AP/Invision/Jordan Strauss
SPEAK INTO THE MIC

Tiffany Haddish went to unusual lengths to get honest feedback on her work

By Sarah Todd

Going into a job interview is a stressful experience, but coming back from one can be just as nerve-wracking. Did I fumble that last question? Did the interviewer think I was too inexperienced? Was my handshake off-putting? Sometimes, there’s just no way of knowing.

Actor and comedian Tiffany Haddish, for one, got tired of contemplating the possible reactions to her auditions. So the Girls Trip star took the matter of getting raw feedback into her own hands, finding out what directors and casting agents thought of her by putting her cell phone in her purse, with the voice memo rolling, then “forgetting” her bag in the audition room before going back to get it later.

“I want to hear so that I can write jokes about it. That and also so that I use it to my advantage and grow,” Haddish said at a roundtable hosted by The Hollywood Reporter.

Some of the critiques people offered when they thought Haddish wasn’t listening were actually helpful: It turned out that her script readings needed work, for example, so she started practicing reading out loud more often before the auditions.

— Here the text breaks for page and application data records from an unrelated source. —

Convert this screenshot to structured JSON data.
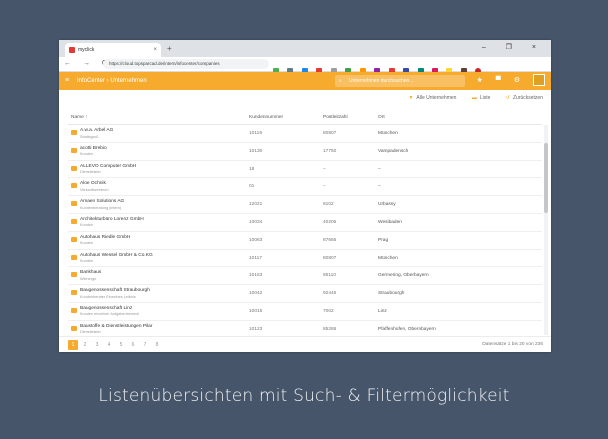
{
  "browser": {
    "tab_title": "myclick",
    "tab_close": "×",
    "new_tab": "+",
    "window_controls": "– ❐ ×",
    "nav": "← → C",
    "url": "https://cloud.topsparcad.de/intern/infocenter/companies"
  },
  "app": {
    "menu_icon": "≡",
    "breadcrumb": "InfoCenter › Unternehmen",
    "search_placeholder": "Unternehmen durchsuchen...",
    "accent_color": "#f6ab2e"
  },
  "actions": {
    "all": "Alle Unternehmen",
    "list": "Liste",
    "reset": "Zurücksetzen"
  },
  "table": {
    "headers": [
      "Name ↑",
      "Kundennummer",
      "Postleitzahl",
      "Ort"
    ],
    "rows": [
      {
        "name": "A.w.a. Arbel AG",
        "sub": "Stadtsgroß",
        "num": "10119",
        "zip": "80807",
        "city": "München"
      },
      {
        "name": "acotti Brebio",
        "sub": "Kunden",
        "num": "10130",
        "zip": "17750",
        "city": "Vampadensch"
      },
      {
        "name": "ALLEVO Computer GmbH",
        "sub": "Dienstleister",
        "num": "18",
        "zip": "–",
        "city": "–"
      },
      {
        "name": "Aloe Ochnik",
        "sub": "Verkaufszentrum",
        "num": "01",
        "zip": "–",
        "city": "–"
      },
      {
        "name": "Amaen Solutions AG",
        "sub": "Kundenberatung (intern)",
        "num": "12021",
        "zip": "8102",
        "city": "Urbassy"
      },
      {
        "name": "Architekturbüro Lorenz GmbH",
        "sub": "Kunden",
        "num": "10034",
        "zip": "40206",
        "city": "Wesibaden"
      },
      {
        "name": "Autohaus Riedle GmbH",
        "sub": "Kunden",
        "num": "10063",
        "zip": "87665",
        "city": "Prag"
      },
      {
        "name": "Autohaus Wessel GmbH & Co.KG",
        "sub": "Kunden",
        "num": "10117",
        "zip": "80807",
        "city": "München"
      },
      {
        "name": "Bankhaus",
        "sub": "Wiehergo",
        "num": "10153",
        "zip": "85110",
        "city": "Germering, Oberbayern"
      },
      {
        "name": "Baugenossenschaft Straubourgh",
        "sub": "Kundenberater Einzelnes Leibnis",
        "num": "10042",
        "zip": "92445",
        "city": "Straubourgh"
      },
      {
        "name": "Baugenossenschaft Linz",
        "sub": "Kunden einzelner Aufgabenbereich",
        "num": "10015",
        "zip": "7002",
        "city": "Linz"
      },
      {
        "name": "Baustoffe & Dienstleistungen Pilar",
        "sub": "Dienstleister",
        "num": "10123",
        "zip": "85286",
        "city": "Pfaffenhofen, Obernbayern"
      },
      {
        "name": "Brückewies",
        "sub": "Kunden",
        "num": "10160",
        "zip": "85110",
        "city": "Germering, Oberbayern"
      }
    ]
  },
  "pagination": {
    "pages": [
      "1",
      "2",
      "3",
      "4",
      "5",
      "6",
      "7",
      "8"
    ],
    "count": "Datensätze 1 bis 20 von 236"
  },
  "caption": "Listenübersichten mit Such- & Filtermöglichkeit"
}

Other comments captured on tape weren’t at all constructive, but they did confirm the reality of the prejudices faced by black women in Hollywood. At the roundtable, Haddish shared a few memorable bits of feedback she collected: “‘She is not as urban as I thought she’d be.’ Or, ‘She is so ghetto.’ ‘Her boobs aren’t big enough.’ ‘I really think we should just go with a white girl.'”

Research shows that most people crave feedback about their work. But few actually get it, and when we do, we often become upset or defensive. Haddish admits that she wasn’t impervious to other people’s dismissals of her auditions. “Sure, they hurt my feelings,” she says. But for her, the value of getting candid comments about her performance outweighed the emotional cost—not to mention the potential penalties of breaking the “two-party consent” rule on recording conversations in California.